Dana Alliance Members in Conversation: A Q&A with Eric Nestler

We spoke to neuroscientist and former Society for Neuroscience president Eric J. Nestler, M.D., Ph.D., about the bipartisan nature of biomedical research, his hopes for the future of addiction and depression, new findings on stress and depression, and more in the latest Dana Alliance member Q&A. These Q&As are part of a regular series of in-depth interviews that give readers a look into the outreach, research, and interests of the preeminent neuroscientists that make up the Dana Alliance for Brain Initiatives.

On why his institution, the Icahn School of Medicine at Mount Sinai, prioritizes outreach, Nestler said:

Continue reading

The Dana Alliance for Brain Initiatives Celebrates its 25th Anniversary

DABI_25_Anniversary

President George Bush designated the 1990s as the “Decade of the Brain” to “enhance public awareness of the benefits to be derived from brain research.” Yet, in the early 90s, even with this presidential proclamation, there was not much information about the brain available to the general public. Outreach was still uncommon and neuroscience funding had even decreased.

In response, thirty of the United States’ preeminent neuroscientists met at Cold Spring Harbor Laboratory (CSHL) to discuss the progress and promise of brain research. Led by James D. Watson, Ph.D., co-discoverer of the structure of DNA, and David Mahoney, Dana Foundation chairman at the time, attendees of the meeting vowed to change the landscape of public support for neuroscience. Shortly after, those scientists became founding members of the Dana Alliance for Brain Initiatives (DABI), an organization comprised of neuroscientists dedicated to advancing public awareness about the progress and promise of brain research. On this day in 1993, the creation of DABI was announced at a press conference in Washington, DC.

press-conference.jpeg

From left: W. Maxwell Cowan, James Watson, Guy McKhann, and David Mahoney announce the creation of DABI at a press conference in Washington, D.C.

Continue reading

Dana Press Offers Cerebrum Anthology 2017

anthology cover

When the cardboard cartons containing Cerebrum: Emerging Ideas in Brain Science 2018 arrived at our offices in midtown Manhattan a few weeks ago, pulling them out for the first time felt a bit like the birth of a new child. And like a newborn baby, each of the five anthology’s I’ve edited since coming to the Dana Foundation has its own look, personality, and distinct characteristics.

Let’s start with the look. The provocative cover is the work of J.F. Potevin, a French born, California-based artist whose work has appeared on the covers of Scientific American and Discover magazines. The cover also includes a complete list of contributors, many of them among the most distinguished neuroscientists in their research areas: Helen Mayberg on imaging, Beth Stevens on microglia, and Alvaro Pascual-Leone on deep brain stimulation, for example.

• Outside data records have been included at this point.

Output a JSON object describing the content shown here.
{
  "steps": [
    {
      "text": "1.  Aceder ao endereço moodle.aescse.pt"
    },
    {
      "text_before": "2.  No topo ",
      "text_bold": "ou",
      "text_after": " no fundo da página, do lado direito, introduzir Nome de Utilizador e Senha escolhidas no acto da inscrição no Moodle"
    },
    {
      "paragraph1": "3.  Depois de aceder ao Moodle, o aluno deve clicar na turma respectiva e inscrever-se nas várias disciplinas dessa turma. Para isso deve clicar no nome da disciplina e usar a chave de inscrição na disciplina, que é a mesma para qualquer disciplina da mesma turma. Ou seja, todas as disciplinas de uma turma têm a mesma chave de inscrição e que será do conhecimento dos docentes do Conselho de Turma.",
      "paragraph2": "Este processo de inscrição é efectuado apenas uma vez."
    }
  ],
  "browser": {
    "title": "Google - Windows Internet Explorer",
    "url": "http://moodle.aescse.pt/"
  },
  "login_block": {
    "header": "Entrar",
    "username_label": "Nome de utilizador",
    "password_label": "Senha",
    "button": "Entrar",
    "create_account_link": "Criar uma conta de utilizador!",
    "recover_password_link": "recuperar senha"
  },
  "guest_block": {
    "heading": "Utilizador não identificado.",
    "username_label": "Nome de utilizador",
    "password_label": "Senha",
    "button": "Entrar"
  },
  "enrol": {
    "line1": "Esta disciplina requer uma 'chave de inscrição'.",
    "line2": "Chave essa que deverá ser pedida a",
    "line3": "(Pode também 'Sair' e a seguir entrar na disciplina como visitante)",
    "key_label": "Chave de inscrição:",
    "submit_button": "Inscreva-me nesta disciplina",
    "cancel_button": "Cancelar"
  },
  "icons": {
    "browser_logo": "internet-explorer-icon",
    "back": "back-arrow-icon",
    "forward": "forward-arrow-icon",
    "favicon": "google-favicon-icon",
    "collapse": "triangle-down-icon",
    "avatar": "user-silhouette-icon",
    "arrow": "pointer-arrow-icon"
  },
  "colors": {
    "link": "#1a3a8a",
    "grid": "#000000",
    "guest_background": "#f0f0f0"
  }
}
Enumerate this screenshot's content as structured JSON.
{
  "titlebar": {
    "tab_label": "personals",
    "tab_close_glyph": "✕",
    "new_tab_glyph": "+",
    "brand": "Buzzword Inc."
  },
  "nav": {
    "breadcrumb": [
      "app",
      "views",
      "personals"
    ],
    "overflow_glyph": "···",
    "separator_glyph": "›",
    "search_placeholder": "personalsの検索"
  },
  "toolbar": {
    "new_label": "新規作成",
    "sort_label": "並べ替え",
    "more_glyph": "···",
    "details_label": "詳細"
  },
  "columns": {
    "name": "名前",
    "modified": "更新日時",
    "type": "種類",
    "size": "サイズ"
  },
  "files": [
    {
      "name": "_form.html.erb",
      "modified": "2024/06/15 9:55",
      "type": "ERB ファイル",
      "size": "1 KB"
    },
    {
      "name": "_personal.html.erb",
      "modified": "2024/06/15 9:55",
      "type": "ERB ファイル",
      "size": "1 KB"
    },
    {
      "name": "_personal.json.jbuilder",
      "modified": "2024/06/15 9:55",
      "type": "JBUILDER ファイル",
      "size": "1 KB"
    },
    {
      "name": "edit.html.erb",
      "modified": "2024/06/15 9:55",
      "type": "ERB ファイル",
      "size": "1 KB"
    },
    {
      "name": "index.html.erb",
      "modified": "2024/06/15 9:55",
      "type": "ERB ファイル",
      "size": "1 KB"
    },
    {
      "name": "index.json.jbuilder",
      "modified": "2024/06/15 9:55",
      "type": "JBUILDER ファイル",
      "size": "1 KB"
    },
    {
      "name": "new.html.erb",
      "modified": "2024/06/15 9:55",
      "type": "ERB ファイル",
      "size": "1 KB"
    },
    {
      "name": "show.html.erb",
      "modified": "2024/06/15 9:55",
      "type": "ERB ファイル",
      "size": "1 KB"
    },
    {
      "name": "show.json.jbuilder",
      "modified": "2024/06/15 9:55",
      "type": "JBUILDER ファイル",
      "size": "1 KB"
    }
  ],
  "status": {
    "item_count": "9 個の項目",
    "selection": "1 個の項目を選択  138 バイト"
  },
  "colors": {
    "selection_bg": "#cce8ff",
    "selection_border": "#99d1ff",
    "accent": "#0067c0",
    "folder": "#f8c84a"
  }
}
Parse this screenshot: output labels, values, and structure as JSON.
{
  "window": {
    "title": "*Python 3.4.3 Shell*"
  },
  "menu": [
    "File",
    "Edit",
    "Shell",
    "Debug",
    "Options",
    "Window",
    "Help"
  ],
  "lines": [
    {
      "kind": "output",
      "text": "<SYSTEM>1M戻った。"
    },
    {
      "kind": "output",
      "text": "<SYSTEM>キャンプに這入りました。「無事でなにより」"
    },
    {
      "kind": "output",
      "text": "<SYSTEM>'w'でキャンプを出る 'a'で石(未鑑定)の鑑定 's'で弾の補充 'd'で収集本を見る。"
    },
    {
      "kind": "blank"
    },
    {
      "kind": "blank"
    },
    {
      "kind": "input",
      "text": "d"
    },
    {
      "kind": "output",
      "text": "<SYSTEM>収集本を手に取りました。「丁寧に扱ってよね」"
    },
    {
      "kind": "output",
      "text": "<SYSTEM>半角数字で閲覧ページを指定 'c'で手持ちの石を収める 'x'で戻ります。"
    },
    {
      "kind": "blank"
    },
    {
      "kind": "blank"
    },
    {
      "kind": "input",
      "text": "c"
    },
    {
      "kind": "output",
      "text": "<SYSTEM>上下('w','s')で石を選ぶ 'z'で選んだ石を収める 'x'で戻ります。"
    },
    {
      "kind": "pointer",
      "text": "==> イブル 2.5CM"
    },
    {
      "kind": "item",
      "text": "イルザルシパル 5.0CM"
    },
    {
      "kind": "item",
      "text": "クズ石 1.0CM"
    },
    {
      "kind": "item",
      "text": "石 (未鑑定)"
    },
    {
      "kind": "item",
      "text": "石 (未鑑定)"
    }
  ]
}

Continue reading

Newly Translated Graphic Novel Tells the Life Story of Nobel Prize Winning Neuroscientist

“Life does not end with death. What you pass on to others remains. Immortality is not the body, which will one day die. That does not matter… of importance is the message you leave to others. That is immortality,” said founding European Dana Alliance for the Brain (EDAB) member Rita Levi-Montalcini, winner of the 1986 Nobel Prize in Physiology and Medicine for the discovery of nerve growth factor.

While Levi-Montalcini died in 2012, her legacy continues to live on through her contributions to neuroscience; the European Brain Research Institute (EBRI), which she founded in 2002; and now through a free graphic novel, “Rita Levi-Montalcini: A Pioneer in Neuroscience.” Produced by The Senato della Republica and EBRI, with support from EDAB, the graphic novel tells the story of how Levi-Montalcini overcame gender and religious discrimination in World War II Italy to become one of neuroscience’s most accomplished researchers.

Continue reading

Science Communication: Dana Resources

In the past decade, I’ve seen more and more scientists step outside their labs—or invite people in—to share how science affects our daily lives and why basic and translational research is important. Spreading the science love isn’t just the purview of reporters and PR people anymore, and interest is high.

Groups like the American Association for the Advancement of Science (AAAS) have included plenty of sessions on science communication in past years, including workshops to help researchers hone their “elevator pitches” and find compelling stories in their data. In 2017, both the International Neuroethics Society and the Society for Neuroscience (SfN) included scicomm sessions during their annual meetings. I couldn’t even get into one of the workshops at SfN because it was so popular the room was already packed before the session started, with a standby line down the hall! (See also video of SfN’s 2017 “Dialogues” chat, with Pulitzer Prize-winning author and physician Siddartha Mukherjee chatting with SfN President Eric Nestler about “the excitement and importance of communicating the promise of scientific inquiry to the public.”)

Since part of the Dana Foundation’s mission is educating the public in a responsible manner about brain science and the potential of research, we’re glad to see this trend. Here are a few of our resources to help you reach out.

Continue reading

%d bloggers like this: